A Navy document obtained by the US Naval Institute last June indicated that the Navy was looking for UCLASS to be capable of carrying 3,000 pounds of “payload," including 1,000 pounds of attack weapons. That would mean the UCLASS would only be able to carry two 500-pound Joint Direct Attack Munition (JDAM) bombs, a small fraction of what the manned F/A-18 Super Hornet can carry. The document also set the Navy’s desired maximum “fly-away” cost per orbit of UCLASS drones—a pair of drones capable of maintaining a 24-hour patrol operation, and the supporting carrier-based control systems—at $150 million.
The goal of the original specifications was to have the capability to put UCLASS drones up on patrol during the hours that carriers were not conducting manned flight operations as a mid-to-long range surveillance patrol. But that role would be one that wouldn’t require the drones to be able to operate in “contested airspace”—in other words, in an environment where someone might be shooting at them.

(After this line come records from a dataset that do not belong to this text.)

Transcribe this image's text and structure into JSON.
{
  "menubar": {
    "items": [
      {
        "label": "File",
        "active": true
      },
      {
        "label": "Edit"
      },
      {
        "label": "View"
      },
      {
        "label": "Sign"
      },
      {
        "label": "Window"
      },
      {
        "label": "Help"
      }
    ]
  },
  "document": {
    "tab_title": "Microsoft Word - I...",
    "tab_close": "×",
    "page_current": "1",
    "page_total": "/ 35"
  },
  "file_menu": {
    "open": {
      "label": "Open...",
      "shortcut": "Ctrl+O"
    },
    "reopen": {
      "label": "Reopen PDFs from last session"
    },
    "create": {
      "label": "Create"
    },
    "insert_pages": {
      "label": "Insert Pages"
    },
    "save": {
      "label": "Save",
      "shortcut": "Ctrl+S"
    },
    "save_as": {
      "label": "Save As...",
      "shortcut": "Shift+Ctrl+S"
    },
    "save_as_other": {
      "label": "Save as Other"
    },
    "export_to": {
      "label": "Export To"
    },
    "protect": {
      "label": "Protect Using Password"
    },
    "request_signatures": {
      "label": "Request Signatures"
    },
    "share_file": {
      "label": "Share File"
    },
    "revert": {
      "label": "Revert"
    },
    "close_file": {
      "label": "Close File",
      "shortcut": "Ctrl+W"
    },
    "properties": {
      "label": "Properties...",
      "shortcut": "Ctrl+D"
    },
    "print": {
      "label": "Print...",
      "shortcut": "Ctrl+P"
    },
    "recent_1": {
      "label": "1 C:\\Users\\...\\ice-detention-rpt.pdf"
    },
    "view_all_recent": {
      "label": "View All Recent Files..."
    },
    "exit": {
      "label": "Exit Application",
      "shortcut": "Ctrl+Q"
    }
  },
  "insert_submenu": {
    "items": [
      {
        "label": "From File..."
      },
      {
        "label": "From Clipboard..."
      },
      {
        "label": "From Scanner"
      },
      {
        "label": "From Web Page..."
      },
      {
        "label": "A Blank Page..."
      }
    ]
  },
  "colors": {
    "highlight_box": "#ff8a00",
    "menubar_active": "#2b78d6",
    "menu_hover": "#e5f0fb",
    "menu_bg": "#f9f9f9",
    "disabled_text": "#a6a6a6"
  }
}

In September of 2013, members of the House of Representatives’ Subcommittee on Seapower and Projection Forces sent a letter to Navy Secretary Ray Mabus pushing for a more capable UCLASS, one that could take on more of the missions currently reserved for manned aircraft. “We believe the current path could limit the capability growth of the system in the future,” subcommittee chairman Rep. Randy Forbes and ranking member Rep. Mike McIntyre wrote. “We believe UCLASS should be designed to be an integral part of the [Carrier Air Wing] that can employ in the full-spectrum of the Navy’s power-projection mission.” The congressmen also expressed concern about the way the Navy was running the program.
Congressional pressure, a Government Accountability Office audit, and pushback from industry led to a realignment of the Navy’s drone procurement programs in October and to yet another zig in the Navy’s strategy for the UCLASS. The expected size of the drone ballooned to nearly twice the size of the X-47B—between 70,000 and 80,000 pounds.
The Navy’s director of air warfare, Rear Admiral Mike Manazir, told the US Naval Institute News, “We’re talking Tomcat size,” referring to the Navy’s retired Grumman F-14 Tomcat. “We have heavy-end ISR and strike capability with some growth in the ability to carry weapons and some growth in the sensor package… They’re big, heavy, capable airplanes that will fly for 14 hours, that can give away gas” (refuel other aircraft).
According to Manazir, the Navy was also looking at the UCLASS having the capability to act as a “robotic wingman” to manned aircraft, capable of carrying large quantities of air-to-air missiles that could be fired on command from a command aircraft (such as the Navy’s E-3D Hawkeye or the commander of a flight of F-35C fighters). “Maybe we put a whole bunch of AMRAAMs (Advanced Medium-Range Air-to-Air Missile) on it and that thing is the truck, so this unmanned truck goes downtown—as far as it can go—with a decision-maker,” Manazir said.